What the exercise asks => In the records below, which lines include "accent"? Copy them.

Material to process =>
◆ ◆ ◆ ◆

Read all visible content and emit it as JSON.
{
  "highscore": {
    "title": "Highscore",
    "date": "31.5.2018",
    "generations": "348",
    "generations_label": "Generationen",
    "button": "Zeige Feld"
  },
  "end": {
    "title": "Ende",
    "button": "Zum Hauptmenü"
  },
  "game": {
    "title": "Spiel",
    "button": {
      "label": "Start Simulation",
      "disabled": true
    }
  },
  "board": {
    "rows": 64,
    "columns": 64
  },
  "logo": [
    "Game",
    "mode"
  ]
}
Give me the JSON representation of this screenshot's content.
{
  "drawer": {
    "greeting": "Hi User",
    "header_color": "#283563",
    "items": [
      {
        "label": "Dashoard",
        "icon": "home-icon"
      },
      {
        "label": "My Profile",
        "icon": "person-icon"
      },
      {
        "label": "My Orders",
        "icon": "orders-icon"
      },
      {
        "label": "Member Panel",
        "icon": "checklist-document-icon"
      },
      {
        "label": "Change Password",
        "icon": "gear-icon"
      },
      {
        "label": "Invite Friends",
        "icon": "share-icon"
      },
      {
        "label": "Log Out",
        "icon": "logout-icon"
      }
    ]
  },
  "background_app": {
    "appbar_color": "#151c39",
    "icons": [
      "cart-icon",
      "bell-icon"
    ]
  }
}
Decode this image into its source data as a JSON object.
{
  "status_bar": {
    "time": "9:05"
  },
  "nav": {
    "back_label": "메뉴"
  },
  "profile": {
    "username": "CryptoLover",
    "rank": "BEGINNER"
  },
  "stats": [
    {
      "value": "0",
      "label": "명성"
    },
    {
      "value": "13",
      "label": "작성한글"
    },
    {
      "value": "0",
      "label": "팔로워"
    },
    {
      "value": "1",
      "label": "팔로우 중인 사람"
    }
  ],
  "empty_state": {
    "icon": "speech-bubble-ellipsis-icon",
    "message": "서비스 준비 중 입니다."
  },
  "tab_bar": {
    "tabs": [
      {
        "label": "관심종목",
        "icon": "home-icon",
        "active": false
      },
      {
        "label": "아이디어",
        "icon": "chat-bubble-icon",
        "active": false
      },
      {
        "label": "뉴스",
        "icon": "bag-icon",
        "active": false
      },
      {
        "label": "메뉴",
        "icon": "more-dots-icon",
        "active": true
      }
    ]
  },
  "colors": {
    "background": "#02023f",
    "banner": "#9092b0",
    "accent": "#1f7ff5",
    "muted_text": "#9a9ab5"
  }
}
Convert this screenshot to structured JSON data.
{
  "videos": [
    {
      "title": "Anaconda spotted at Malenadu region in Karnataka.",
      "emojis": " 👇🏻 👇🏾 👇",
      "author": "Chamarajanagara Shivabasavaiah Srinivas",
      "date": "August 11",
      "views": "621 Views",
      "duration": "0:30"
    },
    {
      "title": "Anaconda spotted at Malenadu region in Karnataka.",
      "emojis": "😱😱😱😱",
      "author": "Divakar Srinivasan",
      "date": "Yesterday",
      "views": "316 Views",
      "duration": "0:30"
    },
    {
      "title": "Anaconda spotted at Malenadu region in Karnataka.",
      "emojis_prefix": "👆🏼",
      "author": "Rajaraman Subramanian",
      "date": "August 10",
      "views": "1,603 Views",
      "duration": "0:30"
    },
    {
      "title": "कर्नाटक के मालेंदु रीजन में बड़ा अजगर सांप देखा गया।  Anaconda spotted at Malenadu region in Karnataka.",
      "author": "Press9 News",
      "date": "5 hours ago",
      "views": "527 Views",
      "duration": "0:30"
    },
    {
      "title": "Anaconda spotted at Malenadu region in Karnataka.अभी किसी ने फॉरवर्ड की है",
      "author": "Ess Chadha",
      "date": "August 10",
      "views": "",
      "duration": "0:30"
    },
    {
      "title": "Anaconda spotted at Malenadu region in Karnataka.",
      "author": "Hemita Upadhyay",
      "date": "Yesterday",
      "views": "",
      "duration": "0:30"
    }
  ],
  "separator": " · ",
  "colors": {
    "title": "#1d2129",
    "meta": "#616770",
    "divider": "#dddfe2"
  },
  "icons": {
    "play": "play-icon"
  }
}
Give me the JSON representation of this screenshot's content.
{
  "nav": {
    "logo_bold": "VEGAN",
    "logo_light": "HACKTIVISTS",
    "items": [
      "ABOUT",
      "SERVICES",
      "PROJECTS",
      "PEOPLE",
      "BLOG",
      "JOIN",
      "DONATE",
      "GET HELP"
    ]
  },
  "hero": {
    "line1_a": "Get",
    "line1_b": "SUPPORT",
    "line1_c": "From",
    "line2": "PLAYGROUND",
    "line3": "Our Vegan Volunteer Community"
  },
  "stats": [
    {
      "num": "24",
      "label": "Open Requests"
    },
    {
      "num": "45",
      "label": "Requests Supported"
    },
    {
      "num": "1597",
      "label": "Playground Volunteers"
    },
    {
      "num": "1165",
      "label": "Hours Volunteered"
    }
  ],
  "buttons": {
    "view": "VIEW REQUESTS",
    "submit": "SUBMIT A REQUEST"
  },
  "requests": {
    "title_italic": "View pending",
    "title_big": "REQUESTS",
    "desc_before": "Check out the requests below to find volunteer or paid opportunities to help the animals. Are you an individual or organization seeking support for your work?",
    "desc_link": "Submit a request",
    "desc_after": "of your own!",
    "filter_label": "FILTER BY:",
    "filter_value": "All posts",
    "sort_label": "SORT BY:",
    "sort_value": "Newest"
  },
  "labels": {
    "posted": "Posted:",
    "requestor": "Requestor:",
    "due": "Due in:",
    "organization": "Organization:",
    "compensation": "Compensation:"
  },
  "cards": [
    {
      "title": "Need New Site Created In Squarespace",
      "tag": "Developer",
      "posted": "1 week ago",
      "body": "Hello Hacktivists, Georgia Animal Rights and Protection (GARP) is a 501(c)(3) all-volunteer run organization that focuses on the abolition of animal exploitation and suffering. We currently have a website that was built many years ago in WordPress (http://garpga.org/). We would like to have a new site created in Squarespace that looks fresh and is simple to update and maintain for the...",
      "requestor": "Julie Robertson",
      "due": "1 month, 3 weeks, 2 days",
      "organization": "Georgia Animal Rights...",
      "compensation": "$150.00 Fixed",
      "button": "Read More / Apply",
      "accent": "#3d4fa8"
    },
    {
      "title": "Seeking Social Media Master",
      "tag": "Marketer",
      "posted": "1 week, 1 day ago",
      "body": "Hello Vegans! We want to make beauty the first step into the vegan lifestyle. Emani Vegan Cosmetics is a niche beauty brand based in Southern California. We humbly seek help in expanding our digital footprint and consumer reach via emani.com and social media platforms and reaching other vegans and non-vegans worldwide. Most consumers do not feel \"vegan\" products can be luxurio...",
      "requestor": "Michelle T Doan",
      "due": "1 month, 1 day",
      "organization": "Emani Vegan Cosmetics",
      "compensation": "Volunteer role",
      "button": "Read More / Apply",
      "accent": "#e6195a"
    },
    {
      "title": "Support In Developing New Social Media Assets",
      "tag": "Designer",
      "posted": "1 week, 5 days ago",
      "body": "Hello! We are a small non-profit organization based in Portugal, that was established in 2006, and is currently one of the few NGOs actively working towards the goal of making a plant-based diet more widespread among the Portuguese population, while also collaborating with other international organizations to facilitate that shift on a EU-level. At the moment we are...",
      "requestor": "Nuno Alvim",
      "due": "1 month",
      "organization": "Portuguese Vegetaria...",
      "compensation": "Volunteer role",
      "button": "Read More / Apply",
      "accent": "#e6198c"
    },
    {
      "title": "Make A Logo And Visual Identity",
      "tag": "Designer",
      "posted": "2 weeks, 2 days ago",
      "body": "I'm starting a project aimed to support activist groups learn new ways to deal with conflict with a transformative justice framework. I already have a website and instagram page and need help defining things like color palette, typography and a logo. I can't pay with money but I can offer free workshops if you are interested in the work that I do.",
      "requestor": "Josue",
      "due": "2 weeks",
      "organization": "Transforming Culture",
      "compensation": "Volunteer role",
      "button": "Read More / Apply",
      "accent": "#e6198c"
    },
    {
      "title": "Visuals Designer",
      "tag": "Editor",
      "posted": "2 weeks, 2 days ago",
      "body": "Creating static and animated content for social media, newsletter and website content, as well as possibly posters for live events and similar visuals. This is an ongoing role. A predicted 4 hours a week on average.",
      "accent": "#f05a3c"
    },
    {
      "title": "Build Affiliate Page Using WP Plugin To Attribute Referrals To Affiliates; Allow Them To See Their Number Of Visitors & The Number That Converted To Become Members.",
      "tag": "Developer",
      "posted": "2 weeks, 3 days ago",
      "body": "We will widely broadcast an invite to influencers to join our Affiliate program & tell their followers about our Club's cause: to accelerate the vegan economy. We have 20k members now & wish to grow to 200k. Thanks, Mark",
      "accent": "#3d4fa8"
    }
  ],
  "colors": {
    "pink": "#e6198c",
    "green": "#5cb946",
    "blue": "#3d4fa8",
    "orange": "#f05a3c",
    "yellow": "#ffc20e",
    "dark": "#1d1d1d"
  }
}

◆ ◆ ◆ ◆

Task answer =>
    "accent": "#1f7ff5",
      "accent": "#3d4fa8"
      "accent": "#e6195a"
      "accent": "#e6198c"
      "accent": "#e6198c"
      "accent": "#f05a3c"
      "accent": "#3d4fa8"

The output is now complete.